Law applicants increase as job openings decline

By Rob Heselbarth

Although the recession has sunk some would-be lawyers, NIU law graduates are weathering the storm.

A recent study by the Law School Admission Council shows that while the number of law school applicants has been increasing, the number of law school graduates being hired is decreasing.

Following this national trend, NIU School of Law graduates rose from 80 in 1988 to 89 in 1990. The number hit 101 this year. While this is good news for the law school, the recession could make it bad news for the graduates.

However, the situation for NIU graduates is not as bad as it at many of the other law schools.

Linda Walt, NIU law school director of Career Services and Alumni Relations, said job placement for NIU graduates has been high, reaching 95 percent in 1990. The statistics for 1991 graduates will not be known for a while, but Walt said she would expect them to be down to about 85 percent.

Walt said the starting pay for NIU law graduates generally ranges from $22,000 to $35,000, although some students have been known to start off at $70,000.

Nationally, law firms are not visiting colleges as much as they have been in the past.

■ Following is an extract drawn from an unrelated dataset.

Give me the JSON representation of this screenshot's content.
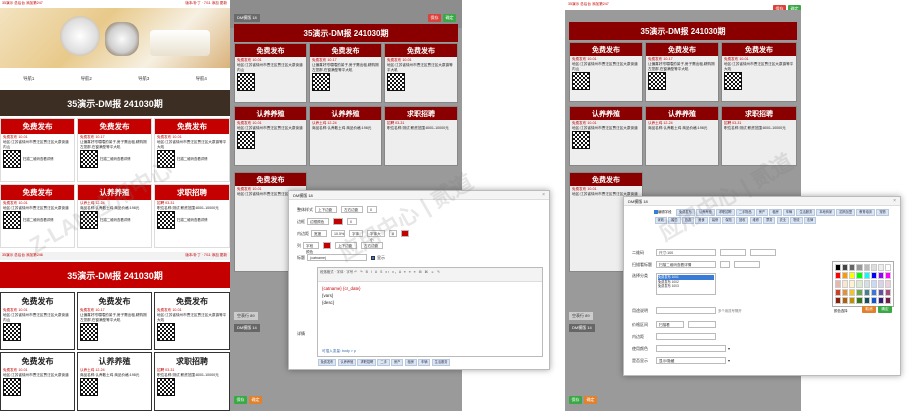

Visits to Harvard University Law School are down 15 percent. At NIU, law firm visits are down 30 percent from recent years, Walt said.

Fewer law firm visits aren’t the only changes. Walt said the interviewing trends have been changing as well.

“It’s interesting how few of the employers interviewe

third-year students,” she said. “More second-year students were interviewed for clerk positions and summer internships.”

Leonard Mandel, assistant dean of NIU’s School of Law, said the recession is to blame for law firms hiring fewer lawyers, as well as more students entering the law school.

“The recession, the media, the Clarence Thomas hearings and television shows like ‘Civil Wars’ all glamorize the law profession,” Mandel said.

Another reason for lawyer popularity, Walt said, is the “L.A. Law syndrome,” following the popularity of the hit television show that glamorizes the profession.

Walt also said the recession is partly to blame for the increased popularity of being a law student.

“It is uncertainty in the economy,” she said. “People feel if they’re more educated, they’ll have a better chance at getting a better job.”

“There is always room for a good lawyer,” said Mandel.